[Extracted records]
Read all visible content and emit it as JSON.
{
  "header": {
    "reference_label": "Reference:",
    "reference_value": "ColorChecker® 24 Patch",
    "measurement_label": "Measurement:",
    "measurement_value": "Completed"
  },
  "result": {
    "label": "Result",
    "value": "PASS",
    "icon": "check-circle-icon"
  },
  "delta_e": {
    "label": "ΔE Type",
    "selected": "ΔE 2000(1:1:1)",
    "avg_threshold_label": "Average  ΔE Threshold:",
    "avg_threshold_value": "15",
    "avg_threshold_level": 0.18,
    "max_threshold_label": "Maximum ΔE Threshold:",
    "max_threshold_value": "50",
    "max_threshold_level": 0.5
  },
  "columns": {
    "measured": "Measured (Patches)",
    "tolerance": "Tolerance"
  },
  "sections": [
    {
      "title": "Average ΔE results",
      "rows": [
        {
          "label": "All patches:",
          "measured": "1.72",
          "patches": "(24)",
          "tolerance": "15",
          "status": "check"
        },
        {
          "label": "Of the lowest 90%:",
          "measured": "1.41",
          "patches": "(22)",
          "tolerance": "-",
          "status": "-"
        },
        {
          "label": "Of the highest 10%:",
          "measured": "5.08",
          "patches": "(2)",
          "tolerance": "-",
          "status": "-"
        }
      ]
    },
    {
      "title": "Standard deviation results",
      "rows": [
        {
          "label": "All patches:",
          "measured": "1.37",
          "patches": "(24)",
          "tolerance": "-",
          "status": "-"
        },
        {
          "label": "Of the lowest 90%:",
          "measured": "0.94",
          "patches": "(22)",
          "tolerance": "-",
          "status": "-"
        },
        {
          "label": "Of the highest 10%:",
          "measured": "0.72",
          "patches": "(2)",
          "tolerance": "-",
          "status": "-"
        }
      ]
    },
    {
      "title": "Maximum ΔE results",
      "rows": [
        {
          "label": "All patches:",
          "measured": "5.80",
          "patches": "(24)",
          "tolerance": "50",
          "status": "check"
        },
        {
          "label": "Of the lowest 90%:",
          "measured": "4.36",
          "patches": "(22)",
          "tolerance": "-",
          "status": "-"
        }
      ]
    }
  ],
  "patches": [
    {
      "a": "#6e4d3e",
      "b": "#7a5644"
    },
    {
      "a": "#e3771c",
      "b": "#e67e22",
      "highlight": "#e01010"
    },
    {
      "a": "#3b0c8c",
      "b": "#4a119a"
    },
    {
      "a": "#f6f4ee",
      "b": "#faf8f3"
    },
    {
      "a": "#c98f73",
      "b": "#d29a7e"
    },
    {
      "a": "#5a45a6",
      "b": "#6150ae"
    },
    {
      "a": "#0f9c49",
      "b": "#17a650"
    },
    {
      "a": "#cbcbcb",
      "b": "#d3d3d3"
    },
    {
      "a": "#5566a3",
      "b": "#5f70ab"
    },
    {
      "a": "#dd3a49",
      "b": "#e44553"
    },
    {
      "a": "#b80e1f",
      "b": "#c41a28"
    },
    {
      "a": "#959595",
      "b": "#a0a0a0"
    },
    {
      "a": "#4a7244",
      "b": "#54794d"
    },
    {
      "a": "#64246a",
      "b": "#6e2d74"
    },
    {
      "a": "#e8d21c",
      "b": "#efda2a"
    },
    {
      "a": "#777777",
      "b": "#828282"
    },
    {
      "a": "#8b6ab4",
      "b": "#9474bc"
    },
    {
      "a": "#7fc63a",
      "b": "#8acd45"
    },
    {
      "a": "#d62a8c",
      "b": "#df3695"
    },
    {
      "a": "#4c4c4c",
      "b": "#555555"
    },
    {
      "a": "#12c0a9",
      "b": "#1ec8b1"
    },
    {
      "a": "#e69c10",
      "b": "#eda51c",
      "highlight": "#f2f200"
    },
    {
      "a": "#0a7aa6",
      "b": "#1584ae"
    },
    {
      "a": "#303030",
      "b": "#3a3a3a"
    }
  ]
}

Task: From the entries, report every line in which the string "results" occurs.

Solved problem:
      "title": "Average ΔE results",
      "title": "Standard deviation results",
      "title": "Maximum ΔE results",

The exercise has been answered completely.